As OSHA considers how to move forward on the infectious disease rule, one question remains at the forefront: Are the current guidelines sufficient to protect health care workers?
The panel’s report spells out that concern as OSHA’s rationale for a new standard — that enforcement would improve adherence to infection control and result in a safer environment for both workers and patients.
“When these practices are consistently and rigorously followed, they have proven effective at preventing the spread of infections. OSHA believes that the evidence shows, however, that many employers do not consistently adopt or rigorously enforce these guidelines, leaving both workers and patients at risk of contracting infectious diseases,” the report said.
An infectious disease rule remains a regulatory priority, according to the fall 2014 regulatory agenda.
While the Ebola outbreak highlighted the risk to health care workers, other non-bloodborne diseases such as avian influenza or multi-drug resistant Staphylococcus aureus (MRSA) present an ongoing threat, says Jordan Barab, deputy assistant secretary of labor, told HEH.
“We’re in an age now where we have all kinds of infectious diseases that are antibiotic resistant,” he says. “Those are obviously workplace hazards and OSHA needs to have the rules to ensure that workers are protected.”
Barab notes that the small business representatives argued that they were already following voluntary guidelines — and, conversely, that it would be too burdensome to comply with the infectious disease rule as outlined in a draft proposal.

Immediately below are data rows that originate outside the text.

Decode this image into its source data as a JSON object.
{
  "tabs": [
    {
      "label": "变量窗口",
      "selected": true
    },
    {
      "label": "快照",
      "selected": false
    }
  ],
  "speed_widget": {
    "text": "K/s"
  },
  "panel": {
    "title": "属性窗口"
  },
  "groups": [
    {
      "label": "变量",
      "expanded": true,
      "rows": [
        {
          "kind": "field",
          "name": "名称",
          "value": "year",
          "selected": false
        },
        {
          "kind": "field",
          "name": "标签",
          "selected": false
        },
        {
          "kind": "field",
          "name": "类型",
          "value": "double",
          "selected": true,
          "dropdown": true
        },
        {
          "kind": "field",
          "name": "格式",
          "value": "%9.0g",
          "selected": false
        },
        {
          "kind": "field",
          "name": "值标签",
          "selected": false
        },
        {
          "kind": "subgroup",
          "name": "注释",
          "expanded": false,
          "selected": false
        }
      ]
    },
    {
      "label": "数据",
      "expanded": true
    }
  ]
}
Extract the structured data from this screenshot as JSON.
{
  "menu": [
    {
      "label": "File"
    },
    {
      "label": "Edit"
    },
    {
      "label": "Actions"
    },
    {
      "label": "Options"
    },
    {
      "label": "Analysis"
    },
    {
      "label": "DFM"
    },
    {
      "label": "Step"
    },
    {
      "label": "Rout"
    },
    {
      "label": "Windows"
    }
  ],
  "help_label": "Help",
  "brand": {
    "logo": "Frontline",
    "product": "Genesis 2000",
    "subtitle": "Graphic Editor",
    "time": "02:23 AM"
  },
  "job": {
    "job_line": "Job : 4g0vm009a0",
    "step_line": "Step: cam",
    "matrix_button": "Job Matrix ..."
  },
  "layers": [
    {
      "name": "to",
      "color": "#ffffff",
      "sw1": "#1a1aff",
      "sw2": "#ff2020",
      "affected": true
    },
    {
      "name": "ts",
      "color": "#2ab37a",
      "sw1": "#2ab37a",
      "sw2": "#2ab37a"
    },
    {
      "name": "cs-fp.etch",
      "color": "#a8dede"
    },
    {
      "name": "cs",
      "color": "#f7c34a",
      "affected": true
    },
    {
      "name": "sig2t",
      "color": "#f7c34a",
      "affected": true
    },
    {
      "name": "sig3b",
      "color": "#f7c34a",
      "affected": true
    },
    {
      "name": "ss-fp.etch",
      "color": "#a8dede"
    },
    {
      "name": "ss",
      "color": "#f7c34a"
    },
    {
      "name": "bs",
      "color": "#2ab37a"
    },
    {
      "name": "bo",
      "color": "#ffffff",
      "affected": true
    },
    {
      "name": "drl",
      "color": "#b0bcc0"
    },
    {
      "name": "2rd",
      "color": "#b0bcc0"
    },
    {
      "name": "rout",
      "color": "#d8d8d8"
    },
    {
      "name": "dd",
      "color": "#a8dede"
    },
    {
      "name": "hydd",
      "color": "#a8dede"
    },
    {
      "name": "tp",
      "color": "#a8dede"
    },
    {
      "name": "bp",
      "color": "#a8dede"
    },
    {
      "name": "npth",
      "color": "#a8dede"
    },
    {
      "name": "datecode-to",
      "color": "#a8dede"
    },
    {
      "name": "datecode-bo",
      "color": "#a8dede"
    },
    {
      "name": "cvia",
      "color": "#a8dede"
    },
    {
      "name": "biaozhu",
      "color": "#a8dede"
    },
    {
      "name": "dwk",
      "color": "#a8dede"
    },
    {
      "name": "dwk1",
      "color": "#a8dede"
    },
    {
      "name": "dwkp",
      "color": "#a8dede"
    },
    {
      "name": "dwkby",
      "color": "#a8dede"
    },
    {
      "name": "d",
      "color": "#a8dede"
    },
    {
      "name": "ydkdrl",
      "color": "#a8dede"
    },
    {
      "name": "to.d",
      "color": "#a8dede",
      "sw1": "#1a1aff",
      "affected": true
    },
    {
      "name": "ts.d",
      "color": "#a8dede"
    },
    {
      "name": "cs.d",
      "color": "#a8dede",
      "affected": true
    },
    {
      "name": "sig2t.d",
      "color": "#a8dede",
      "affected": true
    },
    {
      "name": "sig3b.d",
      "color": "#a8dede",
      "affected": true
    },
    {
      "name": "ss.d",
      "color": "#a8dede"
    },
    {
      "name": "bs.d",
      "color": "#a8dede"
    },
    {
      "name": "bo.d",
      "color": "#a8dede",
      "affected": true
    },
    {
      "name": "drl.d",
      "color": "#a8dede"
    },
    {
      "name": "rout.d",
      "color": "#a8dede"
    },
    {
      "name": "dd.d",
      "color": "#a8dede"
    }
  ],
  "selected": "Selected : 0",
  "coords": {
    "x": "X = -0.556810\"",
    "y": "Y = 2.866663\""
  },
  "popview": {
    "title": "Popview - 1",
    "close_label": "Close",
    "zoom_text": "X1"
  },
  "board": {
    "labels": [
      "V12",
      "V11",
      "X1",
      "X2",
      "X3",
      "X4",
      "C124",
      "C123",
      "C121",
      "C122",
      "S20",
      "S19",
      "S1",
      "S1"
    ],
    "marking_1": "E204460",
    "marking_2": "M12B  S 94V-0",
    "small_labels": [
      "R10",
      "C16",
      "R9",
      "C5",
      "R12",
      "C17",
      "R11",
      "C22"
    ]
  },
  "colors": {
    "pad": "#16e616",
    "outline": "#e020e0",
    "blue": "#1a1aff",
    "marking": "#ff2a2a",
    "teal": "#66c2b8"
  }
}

The draft included requirements for employers to have a “worker infection control plan,” annual training, and “medical removal protection” that would provide pay and job protection for workers furloughed because of work-related exposures or illness.
While The Joint Commission requires hospitals to follow appropriate guidelines, there is no avenue for workers to file a complaint if they feel they are not adequately protected, Barab says.
OSHA will consider the small business comments as it drafts a proposed rule, a process that may take at least a couple of years, he says. The small business review process is “only the first of many steps we go through in which we solicit public input,” he says.